During our conversation, the ambassador explained that four conferences were held on Libya. The first was a preparatory meeting, held on the sidelines of the Non-Aligned Movement conference in Algeria. The second was a coordinating meeting held in Malabo, the capital of Equatorial Guinea, on the sidelines of the African Summit. Then countries neighbouring Libya held a meeting in Hammamet town in Tunisia.
In the latter meeting, two things were decided. One was to form a security working team, with Algeria acting as coordinator. The other was to form a political working team, Egypt as coordinator.
Then a meeting was held in Cairo on 25 August. At the meeting, Egypt proposed a major strategy for Libya, which was adopted and developed into an initiative by Libya’s neighbouring countries.
This initiative was submitted to the UN Security Council and concerned international organisations. To this day, Zayed told me, this remains the only international initiative formulated on Libya.
“So far, there is no initiative but that of the neighbouring countries. The new UN envoy, Bernardino Leon, spoke about ideas, but not a comprehensive vision. He talked about a ceasefire, then about a dialogue comprising Libyan parties that reject violence. All of which are elements of the Egyptian initiative. So the only proposal that is complete so far, although it will take time to implement, is the initiative I am telling you about,” he said.
A fifth meeting is planned in Khartoum, but no date has been set. Meanwhile, communication with the Libyans continues.
Last Sunday, Zayed went to Tobruk with a delegation from neighbouring countries and met the speaker of the Libyan parliament. “We made it clear that we supported the legitimate institutions in Libya,” he said.

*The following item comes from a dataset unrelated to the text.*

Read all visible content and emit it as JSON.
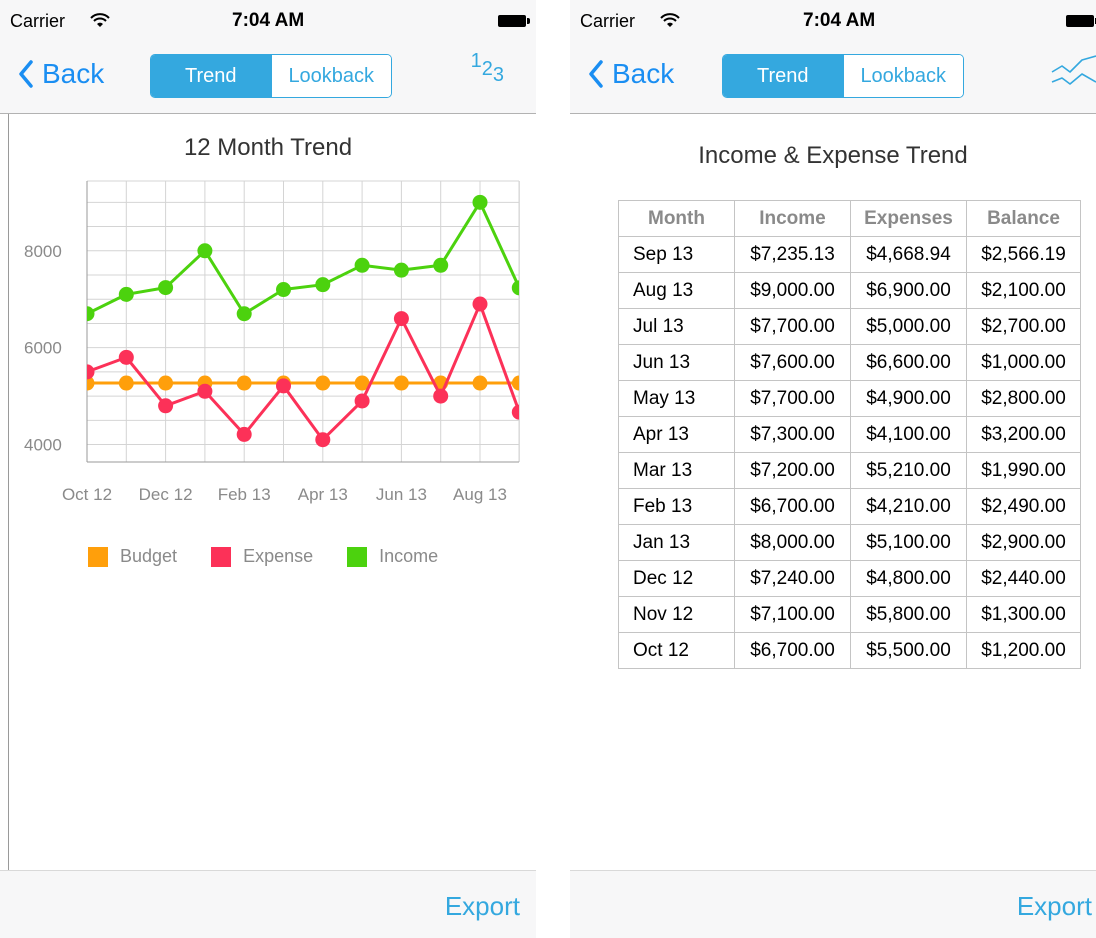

“We must rely on the Libyan parliament and support it, for it is the only legitimate institution in the country. This parliament is elected by the people and there are no real legitimate institutions beside it,” Zayed remarked.

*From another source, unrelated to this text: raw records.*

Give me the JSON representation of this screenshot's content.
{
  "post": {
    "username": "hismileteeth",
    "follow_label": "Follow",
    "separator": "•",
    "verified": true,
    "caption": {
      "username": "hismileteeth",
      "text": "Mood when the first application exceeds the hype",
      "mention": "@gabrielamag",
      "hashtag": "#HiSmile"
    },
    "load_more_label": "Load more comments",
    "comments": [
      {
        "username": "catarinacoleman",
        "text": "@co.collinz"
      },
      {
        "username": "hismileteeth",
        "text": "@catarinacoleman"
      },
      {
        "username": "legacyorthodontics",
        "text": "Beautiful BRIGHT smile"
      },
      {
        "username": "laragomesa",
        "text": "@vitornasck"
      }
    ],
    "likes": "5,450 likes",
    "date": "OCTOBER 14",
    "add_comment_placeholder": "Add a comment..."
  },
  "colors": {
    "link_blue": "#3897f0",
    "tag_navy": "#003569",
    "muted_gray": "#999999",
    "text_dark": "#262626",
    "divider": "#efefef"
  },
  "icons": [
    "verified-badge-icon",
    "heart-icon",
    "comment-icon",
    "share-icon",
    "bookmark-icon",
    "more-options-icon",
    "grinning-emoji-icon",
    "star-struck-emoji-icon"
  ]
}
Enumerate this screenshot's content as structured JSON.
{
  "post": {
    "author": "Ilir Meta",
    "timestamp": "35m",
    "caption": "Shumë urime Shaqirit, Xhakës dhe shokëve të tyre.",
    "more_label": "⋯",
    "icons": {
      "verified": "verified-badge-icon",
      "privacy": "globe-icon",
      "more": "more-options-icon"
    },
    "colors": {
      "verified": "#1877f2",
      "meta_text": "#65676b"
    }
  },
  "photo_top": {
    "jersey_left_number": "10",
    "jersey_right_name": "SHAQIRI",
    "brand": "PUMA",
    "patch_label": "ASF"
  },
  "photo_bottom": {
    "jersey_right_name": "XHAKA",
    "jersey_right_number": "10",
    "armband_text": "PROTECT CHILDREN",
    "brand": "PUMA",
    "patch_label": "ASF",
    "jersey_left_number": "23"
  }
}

When I pointed out that there is a rival parliament and government in Misrata, the ambassador scoffed at the idea.
“This is a worthless suggestion, and doesn’t make any sense. Can you, for example, recognise a government representing the regime of Colonel Gaddafi? It’s the same thing. This is unacceptable. The mandate of the Libyan General National Congress ended in February. How can it still be a player?” he asked.
Libyan officials have accused Arab countries of fomenting trouble in their country. Prime Minister-designate Abdullah Al-Thinni specifically mentioned Qatar.
Zayed agrees with this assessment, although he refrained from pinpointing any country in particular.
“Unfortunately, there are regional parties — let’s not say Arab countries, for some may be Arab or not — involved in supporting extremists groups ... without care for the future of the Libyan people,” he said.
So why is action not taken against those “parties”, I asked.
“The whole world knows them, and in our international and regional contacts, almost all the countries in the world fully know that these specific parties are playing these roles, and yet no measure has been taken yet. But nothing lasts forever, and international measures may be taken against these countries that impede the restoration of normalcy to Libya.
Whose fault is it that Libya is falling apart, I asked.
“All those who fought in Libya to bring down the regime without contributing to the restoration of normal life and without helping with reconstruction, without propelling Libya down the road to stability and institution building, they are under great international responsibility.”
The Egyptian diplomat, picking his words with care, added: “We hope that at a future stage all the countries of the world will take part in proposing an objective formula for ending the suffering in Libya.”
But, I asked, does Egypt have a strategy for restoring stability and building institutions in Libya?
“Yes, Egypt has a comprehensive strategy for dealing with Libya. But it is running into snags placed by some of the parties trying to undermine stability in the country. But Egypt is relying on the fact that the Libyan people have a say in the matter ... I personally believe that the Libyan people have the ability to change the current equation.
“We must take into account that there are strong bonds between the [Egyptian and Libyan] peoples. Figures show that a large proportion of Libyans are married into and related to families in Egypt. There are Egyptian tribes living all along the borders,” Zayed said.
Does Washington agree with our views?
“As in any foreign policy matter, there is not complete agreement in the views of various countries regarding Libya. The Egyptian position is unchanging, and I will state it clearly: support legitimacy, stop violence, fight terror, and dry up the sources of terror. Those who agree with us in this vision about the future and security of Libya are 100 per cent with us. And those who deviate from these principles, or don’t support them sufficiently, have a position that is obviously different from ours,” Zayed said.
“Egyptian diplomacy will continue and Egypt will keep exerting itself to implement the initiative, because its aim is clear, which is to save the Libyan people.”
Are the Islamists in Libya cooperating with the Egyptian strategy, or opposing it, I asked.
“We are not talking about any party now. What matters to us are the interests of the Libyan people,” Zayed said.
This article was first published in Ahram Weekly